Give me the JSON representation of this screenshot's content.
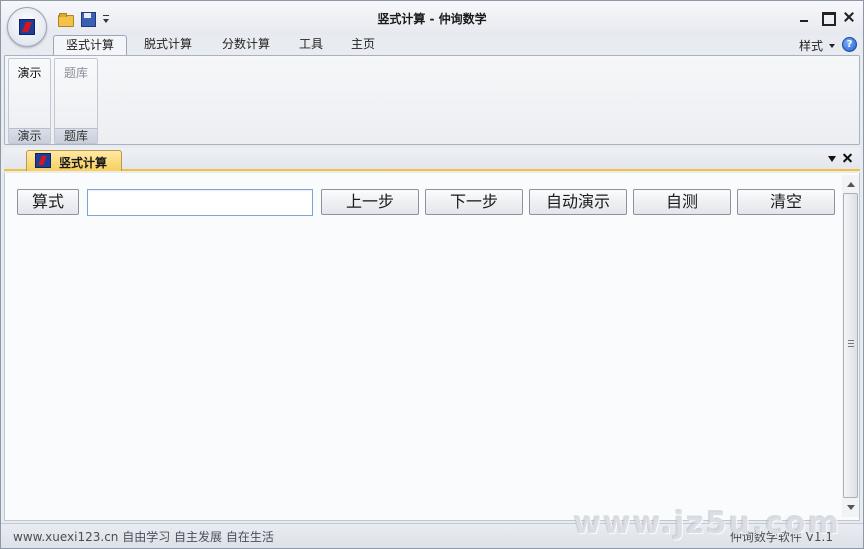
{
  "window": {
    "title": "竖式计算 - 仲询数学"
  },
  "ribbon": {
    "tabs": [
      {
        "label": "竖式计算",
        "active": true
      },
      {
        "label": "脱式计算",
        "active": false
      },
      {
        "label": "分数计算",
        "active": false
      },
      {
        "label": "工具",
        "active": false
      },
      {
        "label": "主页",
        "active": false
      }
    ],
    "style_menu": "样式",
    "help": "?",
    "groups": [
      {
        "button": "演示",
        "label": "演示",
        "enabled": true
      },
      {
        "button": "题库",
        "label": "题库",
        "enabled": false
      }
    ]
  },
  "document": {
    "tab_title": "竖式计算"
  },
  "toolbar": {
    "formula_label": "算式",
    "formula_value": "",
    "prev_step": "上一步",
    "next_step": "下一步",
    "auto_demo": "自动演示",
    "self_test": "自测",
    "clear": "清空"
  },
  "status": {
    "left": "www.xuexi123.cn 自由学习 自主发展 自在生活",
    "right": "仲询数学软件 V1.1"
  },
  "watermark": "www.jz5u.com",
  "colors": {
    "doc_tab_accent": "#f0c040",
    "input_border": "#7ea4d4"
  }
}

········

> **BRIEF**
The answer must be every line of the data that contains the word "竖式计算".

> **TASK RESULT**
    "title": "竖式计算 - 仲询数学"
        "label": "竖式计算",
    "tab_title": "竖式计算"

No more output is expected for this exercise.